### Work item
Copy every line of the entries that includes the word "お打合せ日程調整のお願い".

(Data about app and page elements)
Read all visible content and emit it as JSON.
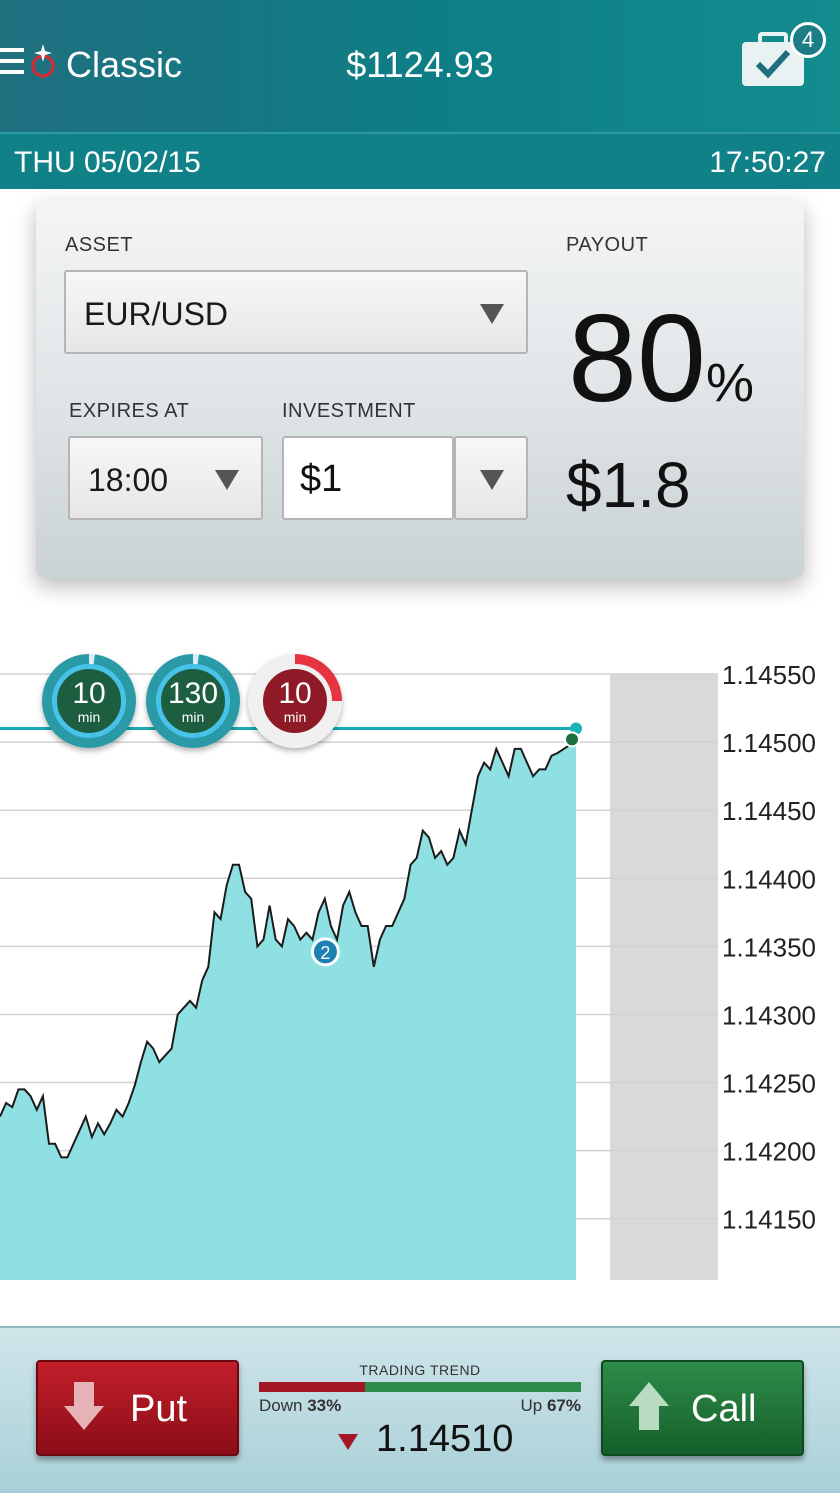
{
  "header": {
    "title": "Classic",
    "balance": "$1124.93",
    "portfolio_count": "4",
    "date": "THU 05/02/15",
    "time": "17:50:27"
  },
  "form": {
    "asset_label": "ASSET",
    "asset_value": "EUR/USD",
    "expires_label": "EXPIRES AT",
    "expires_value": "18:00",
    "investment_label": "INVESTMENT",
    "investment_value": "$1",
    "payout_label": "PAYOUT",
    "payout_percent": "80",
    "payout_percent_sign": "%",
    "payout_amount": "$1.8"
  },
  "expiry_chips": [
    {
      "value": "10",
      "unit": "min",
      "state": "active",
      "color": "#1e5e40"
    },
    {
      "value": "130",
      "unit": "min",
      "state": "active",
      "color": "#1e5e40"
    },
    {
      "value": "10",
      "unit": "min",
      "state": "expiring",
      "color": "#8e1a27"
    }
  ],
  "chart_data": {
    "type": "area",
    "instrument": "EUR/USD",
    "y_ticks": [
      "1.14550",
      "1.14500",
      "1.14450",
      "1.14400",
      "1.14350",
      "1.14300",
      "1.14250",
      "1.14200",
      "1.14150"
    ],
    "ylim": [
      1.14105,
      1.14575
    ],
    "reference_level": 1.1451,
    "position_marker": {
      "label": "2",
      "value": 1.14346
    },
    "values": [
      1.14225,
      1.14235,
      1.14232,
      1.14245,
      1.14245,
      1.1424,
      1.1423,
      1.1424,
      1.14205,
      1.14205,
      1.14195,
      1.14195,
      1.14205,
      1.14215,
      1.14225,
      1.1421,
      1.1422,
      1.14212,
      1.1422,
      1.1423,
      1.14225,
      1.14235,
      1.14248,
      1.14265,
      1.1428,
      1.14275,
      1.14265,
      1.1427,
      1.14275,
      1.143,
      1.14305,
      1.1431,
      1.14305,
      1.14325,
      1.14335,
      1.14375,
      1.1437,
      1.14395,
      1.1441,
      1.1441,
      1.1439,
      1.14385,
      1.1435,
      1.14355,
      1.1438,
      1.14355,
      1.1435,
      1.1437,
      1.14365,
      1.14355,
      1.1436,
      1.14355,
      1.14375,
      1.14385,
      1.14365,
      1.14355,
      1.1438,
      1.1439,
      1.14375,
      1.14365,
      1.14365,
      1.14335,
      1.14355,
      1.14365,
      1.14365,
      1.14375,
      1.14385,
      1.1441,
      1.14415,
      1.14435,
      1.1443,
      1.14415,
      1.1442,
      1.1441,
      1.14415,
      1.14435,
      1.14425,
      1.1445,
      1.14475,
      1.14485,
      1.1448,
      1.14495,
      1.14485,
      1.14475,
      1.14495,
      1.14495,
      1.14485,
      1.14475,
      1.1448,
      1.1448,
      1.1449,
      1.14492,
      1.14495,
      1.14498,
      1.14502
    ],
    "grid": true
  },
  "trade": {
    "put_label": "Put",
    "call_label": "Call",
    "trend_title": "TRADING TREND",
    "down_label": "Down",
    "down_pct": "33%",
    "down_fraction": 0.33,
    "up_label": "Up",
    "up_pct": "67%",
    "current_price": "1.14510"
  }
}
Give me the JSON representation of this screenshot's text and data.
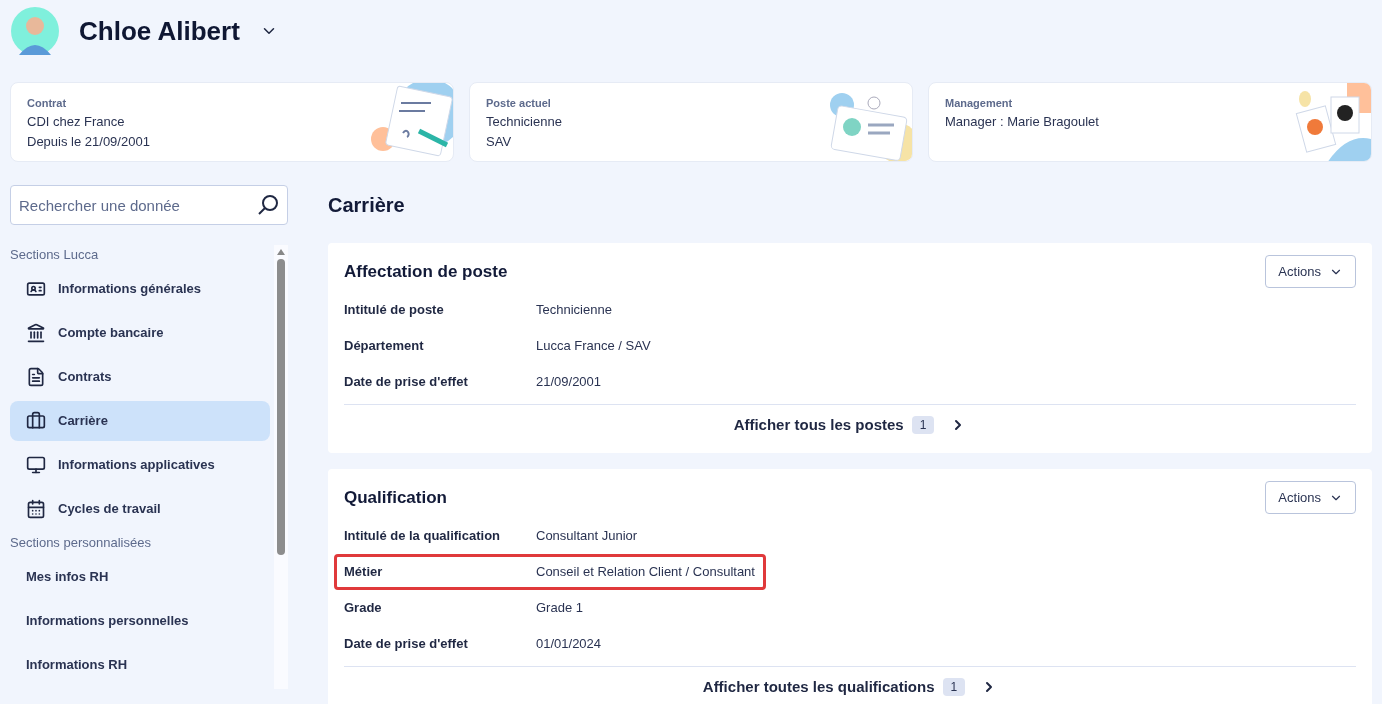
{
  "header": {
    "name": "Chloe Alibert"
  },
  "summary_cards": [
    {
      "title": "Contrat",
      "lines": [
        "CDI chez France",
        "Depuis le 21/09/2001"
      ],
      "kind": "contract"
    },
    {
      "title": "Poste actuel",
      "lines": [
        "Technicienne",
        "SAV"
      ],
      "kind": "badge"
    },
    {
      "title": "Management",
      "lines": [
        "Manager : Marie Bragoulet"
      ],
      "kind": "photos"
    }
  ],
  "search": {
    "placeholder": "Rechercher une donnée"
  },
  "sidebar": {
    "groups": [
      {
        "title": "Sections Lucca",
        "kind": "icons",
        "items": [
          {
            "label": "Informations générales",
            "selected": false
          },
          {
            "label": "Compte bancaire",
            "selected": false
          },
          {
            "label": "Contrats",
            "selected": false
          },
          {
            "label": "Carrière",
            "selected": true
          },
          {
            "label": "Informations applicatives",
            "selected": false
          },
          {
            "label": "Cycles de travail",
            "selected": false
          }
        ]
      },
      {
        "title": "Sections personnalisées",
        "kind": "plain",
        "items": [
          {
            "label": "Mes infos RH",
            "selected": false
          },
          {
            "label": "Informations personnelles",
            "selected": false
          },
          {
            "label": "Informations RH",
            "selected": false
          }
        ]
      }
    ]
  },
  "page_title": "Carrière",
  "sections": [
    {
      "title": "Affectation de poste",
      "actions": "Actions",
      "fields": [
        {
          "label": "Intitulé de poste",
          "value": "Technicienne",
          "highlighted": false
        },
        {
          "label": "Département",
          "value": "Lucca France / SAV",
          "highlighted": false
        },
        {
          "label": "Date de prise d'effet",
          "value": "21/09/2001",
          "highlighted": false
        }
      ],
      "footer_link": "Afficher tous les postes",
      "count": "1"
    },
    {
      "title": "Qualification",
      "actions": "Actions",
      "fields": [
        {
          "label": "Intitulé de la qualification",
          "value": "Consultant Junior",
          "highlighted": false
        },
        {
          "label": "Métier",
          "value": "Conseil et Relation Client / Consultant",
          "highlighted": true
        },
        {
          "label": "Grade",
          "value": "Grade 1",
          "highlighted": false
        },
        {
          "label": "Date de prise d'effet",
          "value": "01/01/2024",
          "highlighted": false
        }
      ],
      "footer_link": "Afficher toutes les qualifications",
      "count": "1"
    }
  ]
}
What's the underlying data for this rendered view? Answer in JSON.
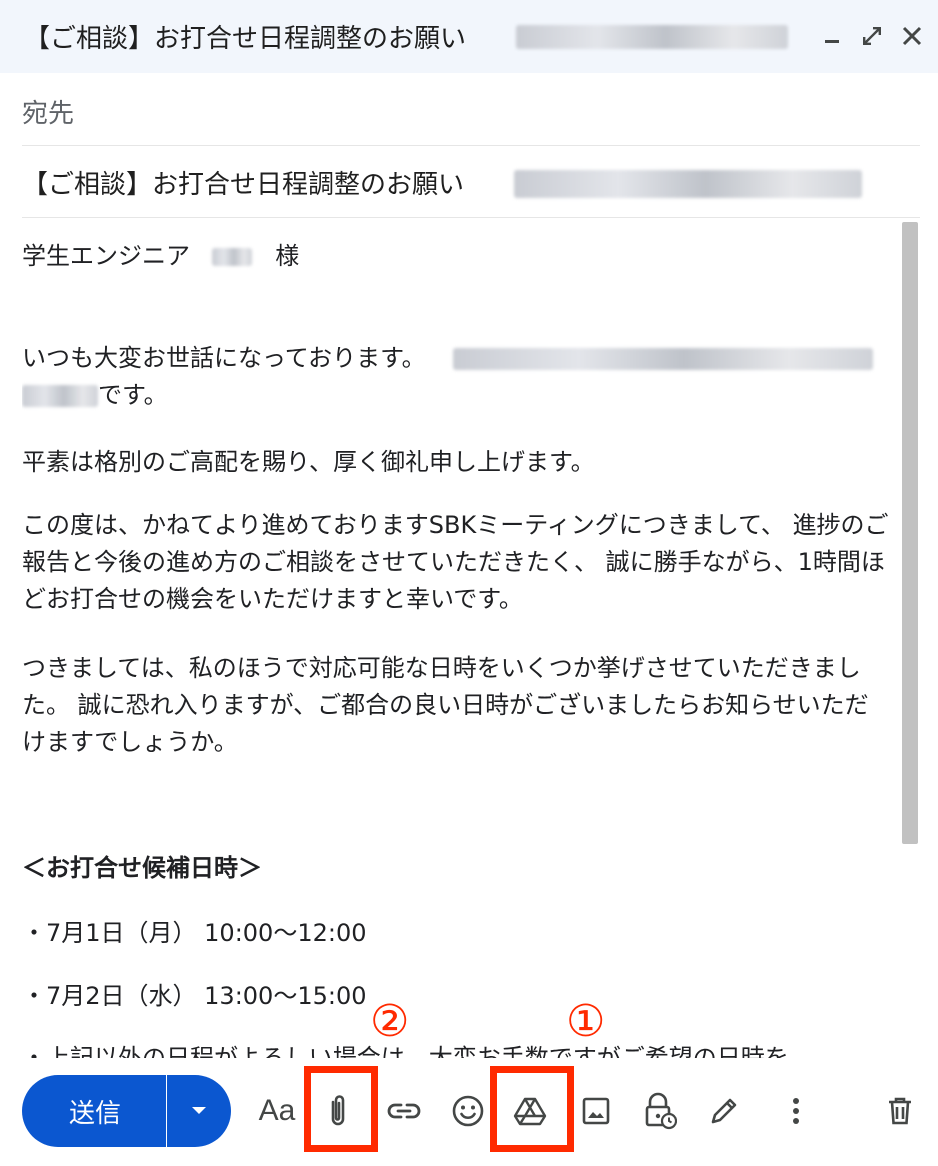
{
  "window": {
    "title": "【ご相談】お打合せ日程調整のお願い"
  },
  "compose": {
    "to_label": "宛先",
    "subject": "【ご相談】お打合せ日程調整のお願い",
    "body": {
      "salutation_prefix": "学生エンジニア",
      "salutation_suffix": "様",
      "greeting_prefix": "いつも大変お世話になっております。",
      "greeting_suffix": "です。",
      "p1": "平素は格別のご高配を賜り、厚く御礼申し上げます。",
      "p2": "この度は、かねてより進めておりますSBKミーティングにつきまして、 進捗のご報告と今後の進め方のご相談をさせていただきたく、 誠に勝手ながら、1時間ほどお打合せの機会をいただけますと幸いです。",
      "p3": "つきましては、私のほうで対応可能な日時をいくつか挙げさせていただきました。 誠に恐れ入りますが、ご都合の良い日時がございましたらお知らせいただけますでしょうか。",
      "heading": "＜お打合せ候補日時＞",
      "slots": [
        "・7月1日（月） 10:00〜12:00",
        "・7月2日（水） 13:00〜15:00"
      ],
      "cut_line": "・上記以外の日程がよろしい場合は、大変お手数ですがご希望の日時を"
    }
  },
  "toolbar": {
    "send_label": "送信",
    "format_label": "Aa",
    "icons": [
      "chevron-down-icon",
      "attach-icon",
      "link-icon",
      "emoji-icon",
      "drive-icon",
      "photo-icon",
      "confidential-icon",
      "signature-icon",
      "more-icon",
      "trash-icon"
    ]
  },
  "annotations": {
    "marker_1": "①",
    "marker_2": "②",
    "color": "#ff2a00"
  },
  "colors": {
    "accent": "#0b57d0",
    "titlebar_bg": "#f2f6fc"
  }
}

### Solution to the problem
    "title": "【ご相談】お打合せ日程調整のお願い"
    "subject": "【ご相談】お打合せ日程調整のお願い",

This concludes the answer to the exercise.